- 24 Ibid.; E.U. Choudhri, D.S. Hakura: Exchange rate pass-through to domestic prices: Does the inflationary environment matter?, in: Journal of International Money and Finance, Vol. 25, No. 4, 2006, pp. 614-639; A. Baqueiro, A.D. de León, A. Torres: Fear of Floating or Fear of Inflation? The role of the exchange rate pass-through, BIS Papers No. 19, 2003.
- 25 See e.g. J.M. Campa, L.S. Goldberg: Exchange Rate Pass-Through into Import Prices, in: Review of Economics and Statistics, Vol. 87, No. 4, 2005, pp. 679-690.
- 26 J. Reyes: Inflation Targeting in Emerging Countries: Modeling Exchange Rate Issues, in: Journal of Business and Economics Research, Vol. 1, No. 4, 2003, pp. 61-74; J. Reyes: Exchange Rate Pass-through Effects and Inflation Targeting in Emerging Economies: What is the Relationship?, in: Review of International Economics, Vol. 15, No. 3, 2007, pp. 538-559.
- 27 D. Coulibaly, H. Kempf: Does Inflation Targeting Decrease Exchange Rate Pass-through in Emerging Countries?, Banque de France Working Paper, 2011.
- 28 R.P. Nogueira, op. cit.
- 29 I. Goldfajn, S. Werlang: The pass-through from depreciation to inflation: a panel study, Central Bank of Brazil WP05, 2000; J. Reyes: Inflation Targeting in Emerging Countries …, op. cit.
- 30 E. Ganapolsky, D.S. Vilan: Buy foreign while you can: the cheap dollar and exchange rate pass-through, in: Economic Review of Federal Reserve Bank of Atlanta, Vol. 90, No. 3, 2005, pp. 15-35.
- 31 For example, the coefficient on “depreciation under inflation targeting” is in fact a sum of the coefficients on “depreciation” and on “depreciation under inflation targeting” obtained in the specification.
- 32 K. Schmidt-Hebbel, A. Werner, op. cit.
- 33 D. Coulibaly, H. Kempf, op. cit.; R.P. Nogueira, op. cit.
- 34 B. Eichengreen: Can emerging markets float?

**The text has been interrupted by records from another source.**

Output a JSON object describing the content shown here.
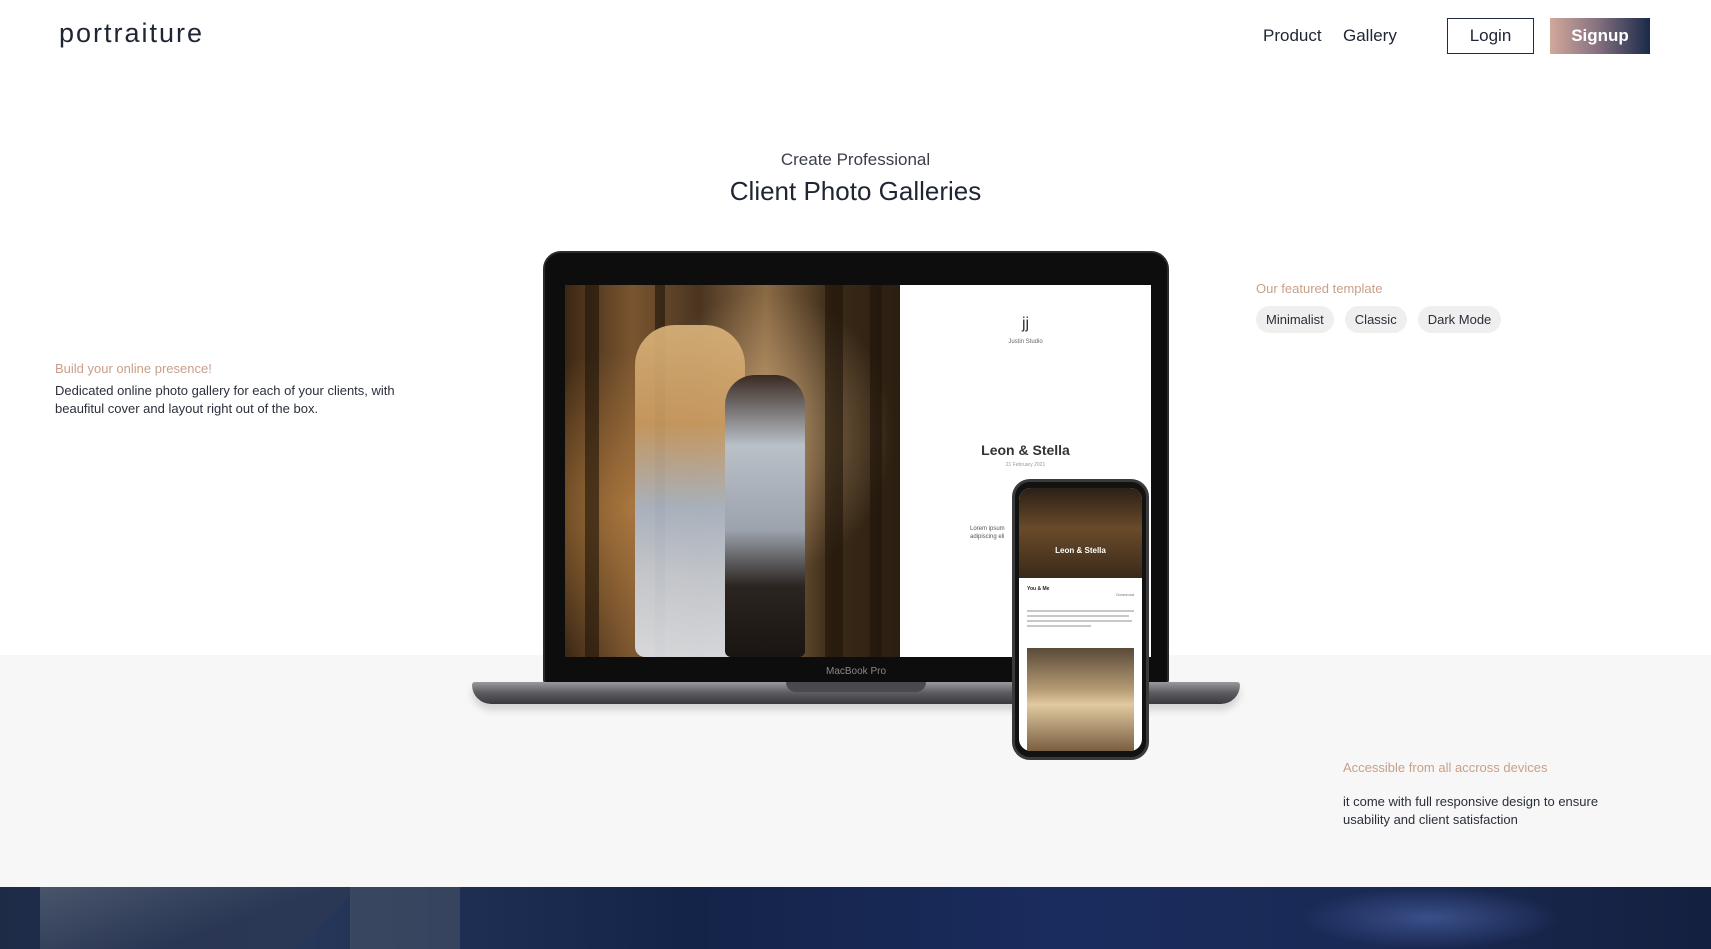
{
  "header": {
    "logo": "portraiture",
    "nav": [
      "Product",
      "Gallery"
    ],
    "login_label": "Login",
    "signup_label": "Signup"
  },
  "hero": {
    "subtitle": "Create Professional",
    "title": "Client Photo Galleries"
  },
  "left_feature": {
    "heading": "Build your online presence!",
    "text": "Dedicated online photo gallery for each of your clients, with beaufitul cover and layout right out of the box."
  },
  "featured": {
    "heading": "Our featured template",
    "tags": [
      "Minimalist",
      "Classic",
      "Dark Mode"
    ]
  },
  "bottom_feature": {
    "heading": "Accessible from all accross devices",
    "text": "it come with full responsive design to ensure usability and client satisfaction"
  },
  "mockup": {
    "laptop_label": "MacBook Pro",
    "template_logo": "jj",
    "template_studio": "Justin Studio",
    "template_names": "Leon & Stella",
    "template_date": "21 February 2021",
    "template_lorem": "Lorem ipsum adipiscing eli",
    "phone_names": "Leon & Stella",
    "phone_you_me": "You & Me",
    "phone_download": "Download"
  },
  "colors": {
    "accent": "#c8a088",
    "navy": "#1f2a44",
    "band": "#f7f7f7"
  }
}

Should they inflation target?, Central Bank of Brazil WP36, 2002.
- 35 G.A. Calvo, C.M. Reinhart: Fear of Floating, in: The Quarterly Journal of Economics, Vol. 117, No. 2, 2002, pp. 379-408.